Meet the people who reproduce, consume and seek to reclaim black memorabilia.
The death of Sergio Vieira de Mello became a tragic metaphor for the effort to bring stability to Iraq.
Simone Duarte is a Brazilian journalist whose credits include a 2002 Emmy nomination for the news coverage of the 9/11 attacks and a 2001 Honorable Mention from the United Nations Correspondents Association for her television series on East Timor. She was the New York News Bureau chief of TV Globo, the main network in South America and has 15 years of… Show more experience as a television producer, writer, and correspondent. In 1999, Duarte worked for the United Nations in East Timor in the early days of Sergio Vieira de Mello's administration. Her first short documentary, Archivo de la Identidad (2002), about the children who disappeared during the dictatorship in Argentina, has been featured in human rights film festivals around the world, including the Amnesty International Film Festival in the United States, and was acquired by Brazilian television. Duarte has a degree in communications from Universidade Federal do Rio de Janeiro and has a master’s degree in International Affairs from The New School in New York City. She is an Eisenhower Fellow and a member of the organization’s Alumni Advisory Council, as well as a member of the steering committee of the French think tank Institute pour la Ville en Mouvement. Show less

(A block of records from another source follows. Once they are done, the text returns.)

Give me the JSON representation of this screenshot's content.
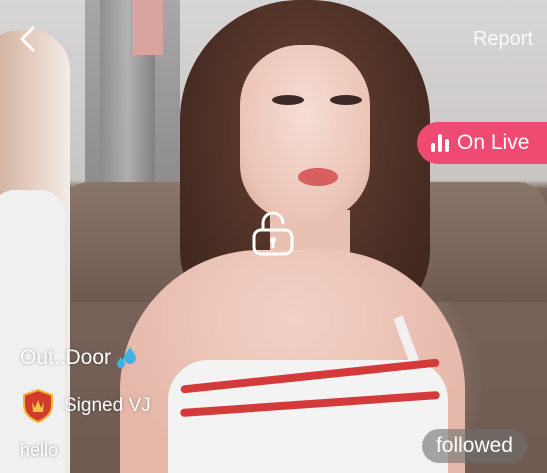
{
  "header": {
    "report_label": "Report",
    "back_icon": "chevron-left-icon"
  },
  "live_badge": {
    "label": "On Live",
    "icon": "live-bars-icon",
    "color": "#ee4a72"
  },
  "center_overlay": {
    "icon": "unlock-icon"
  },
  "vj": {
    "name": "Out..Door",
    "name_icon": "water-drops-icon",
    "badge_icon": "shield-badge-icon",
    "badge_label": "Signed VJ",
    "greeting": "hello"
  },
  "follow": {
    "label": "followed"
  }
}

In June 2003, Sergio Vieira de Mello, the United Nations high commissioner for human rights and Kofi Annan's special envoy to Iraq, delivered a message of hope to a country shattered by war, promising humanitarian aid, reconstruction, refugee return, economic development, legal and judicial reform, and an end to occupation. His goals for Iraq were ambitious, but Vieira de Mello was up to the challenge. In a diplomatic career that spanned decades and had taken him to such hot spots as Mozambique, Cambodia, and East Timor, the brilliant and charming diplomat known throughout the world simply as Sergio had often been able to accomplish the seemingly impossible. But it would be in Iraq where, tragically, his work would be left unfinished. On August 19, 2003 he was killed, along with 21 others, when a massive bomb exploded just outside the UN headquarters in Baghdad. As the struggle for peace in Iraq continues, as well as debate about the role of the U.S. in the process, En Route to Baghdad provides an inside look at the sometimes overlooked power of diplomacy and reminds audiences of the power that a single human being can have on the world.